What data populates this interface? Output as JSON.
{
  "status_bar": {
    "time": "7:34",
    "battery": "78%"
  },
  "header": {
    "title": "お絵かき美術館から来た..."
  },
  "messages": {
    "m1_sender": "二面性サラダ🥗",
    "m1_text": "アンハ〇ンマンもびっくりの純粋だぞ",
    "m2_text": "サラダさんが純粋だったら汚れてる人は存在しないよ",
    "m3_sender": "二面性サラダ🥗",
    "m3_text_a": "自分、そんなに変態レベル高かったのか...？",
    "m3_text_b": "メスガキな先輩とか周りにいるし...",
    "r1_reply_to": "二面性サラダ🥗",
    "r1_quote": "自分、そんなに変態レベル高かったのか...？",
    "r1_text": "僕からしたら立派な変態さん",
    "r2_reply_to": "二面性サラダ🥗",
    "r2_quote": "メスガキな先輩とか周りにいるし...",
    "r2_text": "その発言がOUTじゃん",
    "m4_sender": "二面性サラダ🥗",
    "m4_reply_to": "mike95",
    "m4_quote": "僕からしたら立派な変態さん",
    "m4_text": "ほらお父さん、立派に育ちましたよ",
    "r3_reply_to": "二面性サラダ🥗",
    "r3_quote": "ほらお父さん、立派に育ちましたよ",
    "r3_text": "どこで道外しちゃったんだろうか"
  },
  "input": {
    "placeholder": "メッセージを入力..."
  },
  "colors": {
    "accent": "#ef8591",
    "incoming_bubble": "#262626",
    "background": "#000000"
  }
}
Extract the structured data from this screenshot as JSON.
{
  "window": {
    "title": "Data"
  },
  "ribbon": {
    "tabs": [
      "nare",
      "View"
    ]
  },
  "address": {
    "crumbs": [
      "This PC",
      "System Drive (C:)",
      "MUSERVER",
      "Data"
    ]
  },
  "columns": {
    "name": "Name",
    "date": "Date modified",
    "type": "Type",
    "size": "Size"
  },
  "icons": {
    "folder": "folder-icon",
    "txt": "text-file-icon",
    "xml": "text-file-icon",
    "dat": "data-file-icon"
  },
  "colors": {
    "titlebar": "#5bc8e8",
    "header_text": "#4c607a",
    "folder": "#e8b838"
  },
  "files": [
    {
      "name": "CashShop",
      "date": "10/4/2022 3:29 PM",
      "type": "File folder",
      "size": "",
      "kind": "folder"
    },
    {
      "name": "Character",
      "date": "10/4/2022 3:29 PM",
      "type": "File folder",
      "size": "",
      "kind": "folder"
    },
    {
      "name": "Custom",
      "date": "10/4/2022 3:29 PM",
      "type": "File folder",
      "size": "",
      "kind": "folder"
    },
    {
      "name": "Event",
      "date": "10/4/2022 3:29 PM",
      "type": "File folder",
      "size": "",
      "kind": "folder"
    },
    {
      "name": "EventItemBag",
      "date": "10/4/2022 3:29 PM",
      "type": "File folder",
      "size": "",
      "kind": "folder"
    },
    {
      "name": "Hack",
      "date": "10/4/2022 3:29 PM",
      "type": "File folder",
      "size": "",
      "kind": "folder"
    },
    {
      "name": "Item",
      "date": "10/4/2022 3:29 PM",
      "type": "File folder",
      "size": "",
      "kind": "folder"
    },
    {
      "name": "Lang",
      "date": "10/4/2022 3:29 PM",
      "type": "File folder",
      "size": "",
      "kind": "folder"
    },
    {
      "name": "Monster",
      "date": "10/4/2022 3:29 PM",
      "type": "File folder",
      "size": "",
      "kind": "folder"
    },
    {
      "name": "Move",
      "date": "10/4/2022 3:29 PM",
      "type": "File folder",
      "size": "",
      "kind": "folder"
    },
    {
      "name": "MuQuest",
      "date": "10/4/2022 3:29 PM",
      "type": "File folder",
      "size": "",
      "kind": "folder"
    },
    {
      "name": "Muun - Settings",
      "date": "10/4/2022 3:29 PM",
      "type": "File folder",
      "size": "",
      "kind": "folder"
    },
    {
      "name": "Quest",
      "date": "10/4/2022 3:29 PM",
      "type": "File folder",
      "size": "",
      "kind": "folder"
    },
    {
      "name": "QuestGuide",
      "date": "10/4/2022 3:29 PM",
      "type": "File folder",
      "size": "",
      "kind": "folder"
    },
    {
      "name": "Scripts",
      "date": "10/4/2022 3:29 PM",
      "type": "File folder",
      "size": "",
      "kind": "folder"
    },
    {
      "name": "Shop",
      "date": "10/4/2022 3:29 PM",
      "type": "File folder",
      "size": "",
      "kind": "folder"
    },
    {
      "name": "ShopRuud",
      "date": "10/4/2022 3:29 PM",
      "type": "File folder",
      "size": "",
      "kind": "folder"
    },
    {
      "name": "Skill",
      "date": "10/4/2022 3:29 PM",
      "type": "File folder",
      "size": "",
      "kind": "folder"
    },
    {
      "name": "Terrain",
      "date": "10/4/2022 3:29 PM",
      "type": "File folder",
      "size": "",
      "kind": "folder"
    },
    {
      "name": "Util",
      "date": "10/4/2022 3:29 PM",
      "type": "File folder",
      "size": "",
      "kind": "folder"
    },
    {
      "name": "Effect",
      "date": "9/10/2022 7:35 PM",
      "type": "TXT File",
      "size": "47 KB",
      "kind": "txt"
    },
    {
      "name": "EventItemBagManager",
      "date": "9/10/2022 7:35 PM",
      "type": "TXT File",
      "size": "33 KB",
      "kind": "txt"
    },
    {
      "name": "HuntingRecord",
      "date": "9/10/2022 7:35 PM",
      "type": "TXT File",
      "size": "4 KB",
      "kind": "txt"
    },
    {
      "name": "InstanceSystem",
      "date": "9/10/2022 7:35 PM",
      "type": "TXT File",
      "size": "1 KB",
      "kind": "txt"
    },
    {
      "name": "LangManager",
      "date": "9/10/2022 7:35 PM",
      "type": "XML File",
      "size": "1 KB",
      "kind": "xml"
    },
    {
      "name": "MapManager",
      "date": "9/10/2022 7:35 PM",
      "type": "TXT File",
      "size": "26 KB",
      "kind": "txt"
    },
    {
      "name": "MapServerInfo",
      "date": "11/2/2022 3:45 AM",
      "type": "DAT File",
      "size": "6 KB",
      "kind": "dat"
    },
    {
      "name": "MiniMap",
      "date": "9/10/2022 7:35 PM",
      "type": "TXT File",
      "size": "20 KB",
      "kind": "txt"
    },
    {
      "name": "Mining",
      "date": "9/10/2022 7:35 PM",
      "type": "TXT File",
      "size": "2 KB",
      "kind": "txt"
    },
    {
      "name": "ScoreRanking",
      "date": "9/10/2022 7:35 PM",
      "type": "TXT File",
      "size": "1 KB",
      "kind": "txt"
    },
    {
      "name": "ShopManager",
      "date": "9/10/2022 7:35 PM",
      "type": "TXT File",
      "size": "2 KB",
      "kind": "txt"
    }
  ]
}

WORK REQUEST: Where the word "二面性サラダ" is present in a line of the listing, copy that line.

SOLUTION TO THIS TASK:
    "m1_sender": "二面性サラダ🥗",
    "m3_sender": "二面性サラダ🥗",
    "r1_reply_to": "二面性サラダ🥗",
    "r2_reply_to": "二面性サラダ🥗",
    "m4_sender": "二面性サラダ🥗",
    "r3_reply_to": "二面性サラダ🥗",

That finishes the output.